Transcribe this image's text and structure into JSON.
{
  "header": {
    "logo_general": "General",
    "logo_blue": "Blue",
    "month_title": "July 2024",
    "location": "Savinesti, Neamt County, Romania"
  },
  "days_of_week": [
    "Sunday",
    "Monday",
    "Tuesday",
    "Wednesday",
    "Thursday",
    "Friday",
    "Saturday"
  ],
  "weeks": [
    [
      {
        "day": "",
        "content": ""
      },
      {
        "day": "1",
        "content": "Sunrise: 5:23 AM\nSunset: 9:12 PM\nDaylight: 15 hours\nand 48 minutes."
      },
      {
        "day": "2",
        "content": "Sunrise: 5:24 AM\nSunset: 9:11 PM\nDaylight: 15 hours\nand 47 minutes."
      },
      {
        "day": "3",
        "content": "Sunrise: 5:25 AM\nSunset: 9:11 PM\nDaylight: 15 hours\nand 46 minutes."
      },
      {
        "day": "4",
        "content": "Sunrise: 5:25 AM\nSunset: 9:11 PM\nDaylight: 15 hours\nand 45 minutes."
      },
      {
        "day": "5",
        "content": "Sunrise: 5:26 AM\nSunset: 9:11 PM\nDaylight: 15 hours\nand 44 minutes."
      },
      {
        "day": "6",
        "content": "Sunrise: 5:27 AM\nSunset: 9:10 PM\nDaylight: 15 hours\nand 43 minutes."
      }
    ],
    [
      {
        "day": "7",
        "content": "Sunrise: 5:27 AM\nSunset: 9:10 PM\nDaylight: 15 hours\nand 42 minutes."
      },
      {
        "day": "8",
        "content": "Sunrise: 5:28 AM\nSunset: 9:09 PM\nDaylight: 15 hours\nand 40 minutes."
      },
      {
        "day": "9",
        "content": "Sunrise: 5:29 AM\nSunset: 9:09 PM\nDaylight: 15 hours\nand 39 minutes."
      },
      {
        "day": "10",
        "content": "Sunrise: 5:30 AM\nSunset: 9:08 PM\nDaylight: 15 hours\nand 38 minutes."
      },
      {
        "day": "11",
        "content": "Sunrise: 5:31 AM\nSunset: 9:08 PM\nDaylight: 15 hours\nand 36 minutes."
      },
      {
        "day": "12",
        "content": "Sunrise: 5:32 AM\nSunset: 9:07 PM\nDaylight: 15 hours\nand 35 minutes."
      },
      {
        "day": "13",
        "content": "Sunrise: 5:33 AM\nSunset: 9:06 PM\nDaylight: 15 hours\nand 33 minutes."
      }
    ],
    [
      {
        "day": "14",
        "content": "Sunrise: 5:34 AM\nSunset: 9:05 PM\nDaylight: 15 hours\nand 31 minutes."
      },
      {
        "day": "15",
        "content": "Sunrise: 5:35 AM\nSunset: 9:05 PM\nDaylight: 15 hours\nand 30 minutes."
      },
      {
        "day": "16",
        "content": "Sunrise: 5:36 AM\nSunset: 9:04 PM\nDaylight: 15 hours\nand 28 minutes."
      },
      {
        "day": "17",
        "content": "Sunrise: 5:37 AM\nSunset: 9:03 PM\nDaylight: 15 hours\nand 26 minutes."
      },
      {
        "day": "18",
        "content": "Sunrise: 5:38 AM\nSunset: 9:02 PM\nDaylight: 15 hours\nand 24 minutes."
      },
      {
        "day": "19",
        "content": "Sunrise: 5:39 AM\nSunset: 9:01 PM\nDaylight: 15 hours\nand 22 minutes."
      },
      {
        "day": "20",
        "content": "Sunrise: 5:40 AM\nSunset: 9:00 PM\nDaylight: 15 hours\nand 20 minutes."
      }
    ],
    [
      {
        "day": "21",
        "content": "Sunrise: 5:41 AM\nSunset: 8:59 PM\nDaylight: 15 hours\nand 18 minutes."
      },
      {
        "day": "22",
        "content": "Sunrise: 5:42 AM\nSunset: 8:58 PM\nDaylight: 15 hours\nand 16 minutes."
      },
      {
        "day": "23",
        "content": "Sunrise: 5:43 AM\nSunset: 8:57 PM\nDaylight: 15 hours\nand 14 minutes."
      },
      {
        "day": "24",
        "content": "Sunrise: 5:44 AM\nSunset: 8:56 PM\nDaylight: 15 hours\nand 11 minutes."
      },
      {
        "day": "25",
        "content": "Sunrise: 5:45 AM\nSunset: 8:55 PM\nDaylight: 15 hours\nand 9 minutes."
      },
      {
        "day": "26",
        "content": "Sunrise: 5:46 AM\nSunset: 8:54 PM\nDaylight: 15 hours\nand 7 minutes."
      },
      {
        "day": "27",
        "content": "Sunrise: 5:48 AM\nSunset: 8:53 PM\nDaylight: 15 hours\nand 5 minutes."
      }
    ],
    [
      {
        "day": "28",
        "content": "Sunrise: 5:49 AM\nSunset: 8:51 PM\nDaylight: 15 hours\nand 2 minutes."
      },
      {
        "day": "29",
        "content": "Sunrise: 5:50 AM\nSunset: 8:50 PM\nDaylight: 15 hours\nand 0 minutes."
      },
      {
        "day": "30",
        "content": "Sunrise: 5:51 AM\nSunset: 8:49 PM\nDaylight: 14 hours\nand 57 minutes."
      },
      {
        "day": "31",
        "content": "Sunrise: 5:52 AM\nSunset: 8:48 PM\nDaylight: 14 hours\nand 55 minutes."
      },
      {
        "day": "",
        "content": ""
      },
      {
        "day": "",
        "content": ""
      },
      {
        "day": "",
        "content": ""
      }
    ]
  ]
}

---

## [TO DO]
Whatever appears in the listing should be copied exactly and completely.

## [RESULT OF THE EXERCISE]
Transcribe this image's text and structure into JSON.
{
  "header": {
    "logo_general": "General",
    "logo_blue": "Blue",
    "month_title": "July 2024",
    "location": "Savinesti, Neamt County, Romania"
  },
  "days_of_week": [
    "Sunday",
    "Monday",
    "Tuesday",
    "Wednesday",
    "Thursday",
    "Friday",
    "Saturday"
  ],
  "weeks": [
    [
      {
        "day": "",
        "content": ""
      },
      {
        "day": "1",
        "content": "Sunrise: 5:23 AM\nSunset: 9:12 PM\nDaylight: 15 hours\nand 48 minutes."
      },
      {
        "day": "2",
        "content": "Sunrise: 5:24 AM\nSunset: 9:11 PM\nDaylight: 15 hours\nand 47 minutes."
      },
      {
        "day": "3",
        "content": "Sunrise: 5:25 AM\nSunset: 9:11 PM\nDaylight: 15 hours\nand 46 minutes."
      },
      {
        "day": "4",
        "content": "Sunrise: 5:25 AM\nSunset: 9:11 PM\nDaylight: 15 hours\nand 45 minutes."
      },
      {
        "day": "5",
        "content": "Sunrise: 5:26 AM\nSunset: 9:11 PM\nDaylight: 15 hours\nand 44 minutes."
      },
      {
        "day": "6",
        "content": "Sunrise: 5:27 AM\nSunset: 9:10 PM\nDaylight: 15 hours\nand 43 minutes."
      }
    ],
    [
      {
        "day": "7",
        "content": "Sunrise: 5:27 AM\nSunset: 9:10 PM\nDaylight: 15 hours\nand 42 minutes."
      },
      {
        "day": "8",
        "content": "Sunrise: 5:28 AM\nSunset: 9:09 PM\nDaylight: 15 hours\nand 40 minutes."
      },
      {
        "day": "9",
        "content": "Sunrise: 5:29 AM\nSunset: 9:09 PM\nDaylight: 15 hours\nand 39 minutes."
      },
      {
        "day": "10",
        "content": "Sunrise: 5:30 AM\nSunset: 9:08 PM\nDaylight: 15 hours\nand 38 minutes."
      },
      {
        "day": "11",
        "content": "Sunrise: 5:31 AM\nSunset: 9:08 PM\nDaylight: 15 hours\nand 36 minutes."
      },
      {
        "day": "12",
        "content": "Sunrise: 5:32 AM\nSunset: 9:07 PM\nDaylight: 15 hours\nand 35 minutes."
      },
      {
        "day": "13",
        "content": "Sunrise: 5:33 AM\nSunset: 9:06 PM\nDaylight: 15 hours\nand 33 minutes."
      }
    ],
    [
      {
        "day": "14",
        "content": "Sunrise: 5:34 AM\nSunset: 9:05 PM\nDaylight: 15 hours\nand 31 minutes."
      },
      {
        "day": "15",
        "content": "Sunrise: 5:35 AM\nSunset: 9:05 PM\nDaylight: 15 hours\nand 30 minutes."
      },
      {
        "day": "16",
        "content": "Sunrise: 5:36 AM\nSunset: 9:04 PM\nDaylight: 15 hours\nand 28 minutes."
      },
      {
        "day": "17",
        "content": "Sunrise: 5:37 AM\nSunset: 9:03 PM\nDaylight: 15 hours\nand 26 minutes."
      },
      {
        "day": "18",
        "content": "Sunrise: 5:38 AM\nSunset: 9:02 PM\nDaylight: 15 hours\nand 24 minutes."
      },
      {
        "day": "19",
        "content": "Sunrise: 5:39 AM\nSunset: 9:01 PM\nDaylight: 15 hours\nand 22 minutes."
      },
      {
        "day": "20",
        "content": "Sunrise: 5:40 AM\nSunset: 9:00 PM\nDaylight: 15 hours\nand 20 minutes."
      }
    ],
    [
      {
        "day": "21",
        "content": "Sunrise: 5:41 AM\nSunset: 8:59 PM\nDaylight: 15 hours\nand 18 minutes."
      },
      {
        "day": "22",
        "content": "Sunrise: 5:42 AM\nSunset: 8:58 PM\nDaylight: 15 hours\nand 16 minutes."
      },
      {
        "day": "23",
        "content": "Sunrise: 5:43 AM\nSunset: 8:57 PM\nDaylight: 15 hours\nand 14 minutes."
      },
      {
        "day": "24",
        "content": "Sunrise: 5:44 AM\nSunset: 8:56 PM\nDaylight: 15 hours\nand 11 minutes."
      },
      {
        "day": "25",
        "content": "Sunrise: 5:45 AM\nSunset: 8:55 PM\nDaylight: 15 hours\nand 9 minutes."
      },
      {
        "day": "26",
        "content": "Sunrise: 5:46 AM\nSunset: 8:54 PM\nDaylight: 15 hours\nand 7 minutes."
      },
      {
        "day": "27",
        "content": "Sunrise: 5:48 AM\nSunset: 8:53 PM\nDaylight: 15 hours\nand 5 minutes."
      }
    ],
    [
      {
        "day": "28",
        "content": "Sunrise: 5:49 AM\nSunset: 8:51 PM\nDaylight: 15 hours\nand 2 minutes."
      },
      {
        "day": "29",
        "content": "Sunrise: 5:50 AM\nSunset: 8:50 PM\nDaylight: 15 hours\nand 0 minutes."
      },
      {
        "day": "30",
        "content": "Sunrise: 5:51 AM\nSunset: 8:49 PM\nDaylight: 14 hours\nand 57 minutes."
      },
      {
        "day": "31",
        "content": "Sunrise: 5:52 AM\nSunset: 8:48 PM\nDaylight: 14 hours\nand 55 minutes."
      },
      {
        "day": "",
        "content": ""
      },
      {
        "day": "",
        "content": ""
      },
      {
        "day": "",
        "content": ""
      }
    ]
  ]
}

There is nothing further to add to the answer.